LETTING & ESTATE AGENT

How to deal with Tenant Complaints – Useful Tips for Landlords

How to deal with Tenant Complaints – Useful Tips for Landlords

Being a landlord is more than just collecting the rent every month. You need to commit yourself to your rented properties and be prepared to address and handle anything that may arise, including tenant complaints. Tenants can complain about various issues, such as conflict with neighbours, problems with the water pressure in the bathroom or even finding it difficult to park their vehicles on the street. You should be willing to handle tenant complaints responsibly, regardless of how trivial they may seem. This will keep the landlord-tenant relationship amicable and prevent any difficult situations, and it will also ensure that your property is well-maintained.


Here are some tips for handling tenant complaints that you may find useful:

Tenancy Agreement

Make sure that the tenancy agreement spells out clearly the tenant’s and landlord’s responsibilities. This way, there is no cause for any misunderstandings. Once each person knows what they have to do and address, everything will fall into place, and as a landlord, you will not have to personally tackle minor issues.

Be Available

If you manage your properties yourself, be available for your tenants, and encourage them to come to you with their complaints. While you should be ready for some tenants to misuse this benefit, you will find that most tenants will not. Provide your tenants with a telephone number where they can reach you. If you are unavailable, ensure that the calls go to a voicemail where tenants can leave their grievances. However, ensure that you address their complaints promptly. This will help you to streamline the complaint process and also make your tenants happy.

Tenant Complaint Form

Create a tenant complaint form that can help you keep track of individual complaints from the tenants. The forms will allow you to figure out what the complaint was and what measures you took to resolve it and when. This can prove to be very useful, and by having documented evidence of the complaint and subsequent resolution it can help you sort out any difficult situations if they arise at the end of the tenancy.

Address the Tenant’s Issue Promptly

Regardless of how small the issue may be, try to resolve it as quickly as possible. If you manage to do repairs quickly, it may prevent less damage in the long-run. So, have a list of contractors who will be willing to take up any repair job for you on a short notice. This will benefit your property and also keep your tenant happy.

Interpersonal Problems

Many times, tenants can have problems with their neighbours and will call upon the landlord to sort it out. Just as repairs and maintenance are important, landlords should also be able to handle tenants’ interpersonal problems. As a landlord, you can actually tackle these problems by clearly stating in the rental agreement the behavioural expectations from your tenants.
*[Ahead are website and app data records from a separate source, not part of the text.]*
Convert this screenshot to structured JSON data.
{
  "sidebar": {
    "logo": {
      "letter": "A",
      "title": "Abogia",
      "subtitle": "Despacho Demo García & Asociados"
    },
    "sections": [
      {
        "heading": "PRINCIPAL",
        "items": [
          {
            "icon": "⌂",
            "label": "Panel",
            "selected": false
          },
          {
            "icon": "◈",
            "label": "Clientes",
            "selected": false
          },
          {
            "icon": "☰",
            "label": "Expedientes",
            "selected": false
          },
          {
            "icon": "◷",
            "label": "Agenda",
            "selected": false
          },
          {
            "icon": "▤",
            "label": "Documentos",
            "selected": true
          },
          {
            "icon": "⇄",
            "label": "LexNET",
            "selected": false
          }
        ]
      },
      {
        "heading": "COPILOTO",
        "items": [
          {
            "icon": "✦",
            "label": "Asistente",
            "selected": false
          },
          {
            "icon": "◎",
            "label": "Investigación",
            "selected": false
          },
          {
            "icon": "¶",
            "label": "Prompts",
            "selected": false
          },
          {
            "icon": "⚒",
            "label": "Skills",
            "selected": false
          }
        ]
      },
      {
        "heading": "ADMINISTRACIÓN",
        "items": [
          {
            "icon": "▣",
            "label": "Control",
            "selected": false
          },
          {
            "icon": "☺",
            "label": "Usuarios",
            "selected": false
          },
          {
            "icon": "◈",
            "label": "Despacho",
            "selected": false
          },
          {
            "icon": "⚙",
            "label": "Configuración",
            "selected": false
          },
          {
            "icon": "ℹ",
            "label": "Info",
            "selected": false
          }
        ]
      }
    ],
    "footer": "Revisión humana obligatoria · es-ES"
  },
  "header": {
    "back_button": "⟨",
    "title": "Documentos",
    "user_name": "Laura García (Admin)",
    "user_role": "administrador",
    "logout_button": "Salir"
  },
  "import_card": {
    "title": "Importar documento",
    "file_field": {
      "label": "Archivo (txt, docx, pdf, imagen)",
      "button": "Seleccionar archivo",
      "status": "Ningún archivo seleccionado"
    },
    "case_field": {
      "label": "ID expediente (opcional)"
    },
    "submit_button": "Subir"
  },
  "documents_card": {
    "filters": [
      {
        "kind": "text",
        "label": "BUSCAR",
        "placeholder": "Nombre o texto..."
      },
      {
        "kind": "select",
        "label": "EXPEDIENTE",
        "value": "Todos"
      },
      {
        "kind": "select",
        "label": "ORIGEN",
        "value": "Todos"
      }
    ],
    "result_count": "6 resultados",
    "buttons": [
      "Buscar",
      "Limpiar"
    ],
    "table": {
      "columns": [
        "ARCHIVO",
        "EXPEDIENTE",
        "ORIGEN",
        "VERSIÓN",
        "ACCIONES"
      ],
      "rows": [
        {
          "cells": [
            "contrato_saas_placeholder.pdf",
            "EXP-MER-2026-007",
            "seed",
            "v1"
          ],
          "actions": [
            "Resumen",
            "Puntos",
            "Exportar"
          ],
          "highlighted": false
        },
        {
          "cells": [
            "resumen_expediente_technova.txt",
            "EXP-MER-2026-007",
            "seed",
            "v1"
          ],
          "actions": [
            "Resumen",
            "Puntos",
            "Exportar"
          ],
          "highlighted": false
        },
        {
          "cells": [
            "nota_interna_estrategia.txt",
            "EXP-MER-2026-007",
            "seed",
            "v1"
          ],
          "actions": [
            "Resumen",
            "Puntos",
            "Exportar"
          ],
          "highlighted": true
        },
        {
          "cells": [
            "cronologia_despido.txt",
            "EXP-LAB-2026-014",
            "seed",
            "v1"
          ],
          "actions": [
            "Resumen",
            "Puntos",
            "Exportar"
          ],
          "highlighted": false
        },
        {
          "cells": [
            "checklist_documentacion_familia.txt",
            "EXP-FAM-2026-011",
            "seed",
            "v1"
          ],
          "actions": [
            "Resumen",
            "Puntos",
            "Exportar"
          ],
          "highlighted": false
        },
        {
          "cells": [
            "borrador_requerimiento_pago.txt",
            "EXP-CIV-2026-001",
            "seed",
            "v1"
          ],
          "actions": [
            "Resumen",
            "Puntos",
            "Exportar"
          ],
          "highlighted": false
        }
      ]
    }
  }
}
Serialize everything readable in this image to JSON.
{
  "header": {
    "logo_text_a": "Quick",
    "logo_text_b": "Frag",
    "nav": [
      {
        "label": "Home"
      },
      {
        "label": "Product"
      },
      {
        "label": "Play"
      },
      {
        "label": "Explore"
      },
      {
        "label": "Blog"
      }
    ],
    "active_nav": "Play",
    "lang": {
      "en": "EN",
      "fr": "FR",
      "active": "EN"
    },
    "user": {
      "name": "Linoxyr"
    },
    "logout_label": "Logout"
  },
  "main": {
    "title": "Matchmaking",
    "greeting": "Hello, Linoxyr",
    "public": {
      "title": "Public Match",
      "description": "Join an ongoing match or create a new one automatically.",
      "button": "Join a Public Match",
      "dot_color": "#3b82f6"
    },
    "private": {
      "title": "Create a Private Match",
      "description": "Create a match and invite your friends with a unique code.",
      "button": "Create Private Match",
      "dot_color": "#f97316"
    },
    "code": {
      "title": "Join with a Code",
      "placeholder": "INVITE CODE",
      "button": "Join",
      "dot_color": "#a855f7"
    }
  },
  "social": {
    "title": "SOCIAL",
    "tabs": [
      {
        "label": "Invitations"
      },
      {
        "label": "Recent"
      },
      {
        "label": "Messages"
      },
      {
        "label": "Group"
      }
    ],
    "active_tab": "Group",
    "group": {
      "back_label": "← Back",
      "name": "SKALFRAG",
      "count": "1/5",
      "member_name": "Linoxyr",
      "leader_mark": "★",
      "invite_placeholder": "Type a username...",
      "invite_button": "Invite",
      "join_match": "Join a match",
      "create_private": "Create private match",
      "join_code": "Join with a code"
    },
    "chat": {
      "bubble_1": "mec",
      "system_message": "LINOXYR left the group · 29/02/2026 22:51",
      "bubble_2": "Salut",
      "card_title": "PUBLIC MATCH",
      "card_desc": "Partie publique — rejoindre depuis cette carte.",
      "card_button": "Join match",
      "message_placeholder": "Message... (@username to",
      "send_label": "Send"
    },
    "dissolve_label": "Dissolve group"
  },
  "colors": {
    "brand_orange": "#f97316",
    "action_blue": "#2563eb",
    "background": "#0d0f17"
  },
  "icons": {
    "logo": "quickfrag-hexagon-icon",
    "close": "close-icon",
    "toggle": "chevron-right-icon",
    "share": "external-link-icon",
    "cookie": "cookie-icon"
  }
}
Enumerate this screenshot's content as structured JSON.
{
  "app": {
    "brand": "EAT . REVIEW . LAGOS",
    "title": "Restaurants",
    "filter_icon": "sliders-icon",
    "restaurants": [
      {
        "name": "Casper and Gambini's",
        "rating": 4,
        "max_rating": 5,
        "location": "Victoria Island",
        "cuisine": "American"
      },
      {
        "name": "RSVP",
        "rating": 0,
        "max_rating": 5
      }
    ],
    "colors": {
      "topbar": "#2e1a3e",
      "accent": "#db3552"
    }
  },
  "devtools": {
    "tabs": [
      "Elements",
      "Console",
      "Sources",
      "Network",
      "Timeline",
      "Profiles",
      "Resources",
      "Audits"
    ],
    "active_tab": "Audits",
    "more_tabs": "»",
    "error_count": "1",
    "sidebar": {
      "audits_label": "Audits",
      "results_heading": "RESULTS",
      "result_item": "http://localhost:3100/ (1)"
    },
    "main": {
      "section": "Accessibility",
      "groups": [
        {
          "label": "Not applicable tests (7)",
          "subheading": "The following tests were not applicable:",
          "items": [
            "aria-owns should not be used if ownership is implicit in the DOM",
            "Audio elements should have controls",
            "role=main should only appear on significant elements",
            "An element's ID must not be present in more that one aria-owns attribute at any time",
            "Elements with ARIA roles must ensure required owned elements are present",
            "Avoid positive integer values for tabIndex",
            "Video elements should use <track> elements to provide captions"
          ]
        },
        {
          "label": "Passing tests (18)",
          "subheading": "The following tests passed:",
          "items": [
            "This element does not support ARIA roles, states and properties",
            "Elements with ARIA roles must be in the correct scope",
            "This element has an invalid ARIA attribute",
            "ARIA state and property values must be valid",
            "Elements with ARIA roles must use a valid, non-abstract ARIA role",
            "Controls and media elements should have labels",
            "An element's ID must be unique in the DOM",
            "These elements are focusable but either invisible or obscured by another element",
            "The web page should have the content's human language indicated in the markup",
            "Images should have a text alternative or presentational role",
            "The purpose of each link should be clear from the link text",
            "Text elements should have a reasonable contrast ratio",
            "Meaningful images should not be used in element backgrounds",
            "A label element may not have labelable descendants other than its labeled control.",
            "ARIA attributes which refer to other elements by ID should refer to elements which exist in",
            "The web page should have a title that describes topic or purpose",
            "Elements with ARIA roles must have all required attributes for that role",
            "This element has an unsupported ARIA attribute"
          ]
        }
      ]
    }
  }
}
So, if a problem occurs, you can remind the tenant of the agreement. If the problem continues, send the tenant a warning letter. Beyond that, if problems still exist, you may consider the need to evict the tenant.  

Communicating with the Tenant

Whenever you resolve a tenant complaint, make sure that you check up on the tenant. In fact, if there is going to be a delay in resolving the problem, you should contact the tenant and let him know about the delay. This way, the tenant is assured that you are on the case and can expect the complaint to be addressed.

It is important that you take each complaint seriously and never be dismissive about it. Show genuine concern for your tenant, and listen to all that he or she has to say. Also, remember that it pays to be professional. Do not scream or yell at the tenant, no matter how tempting it may be. Handle yourself in a calm and collected manner. This will prevent you from letting emotions cloud your judgment. When you keep your tenants happy, you have a safe and well-maintained property and a steady flow of income.

Plan to inspect your property on a regular basis, every 3-4 months if possible, and use this as a way to communicate with the tenant to find out whether there are any property issues or repairs that you need to be aware of.

Keeping your word is also key in keeping a trusted flow of communication with your tenant.  Make sure you prioritise complaints and deal with them promptly. Make your tenant feel comfortable so they can bring things to your attention.


With thanks to rentalcluster.com for this article.


If you would like further assistance to rent out your property, here at Martin & Co we offer four service packages to our landlords, so no matter how much or little involvement a landlord may want in the process of letting their property, one of our flexible solutions will provide you with the right level of support. Why not contact your local office for more details.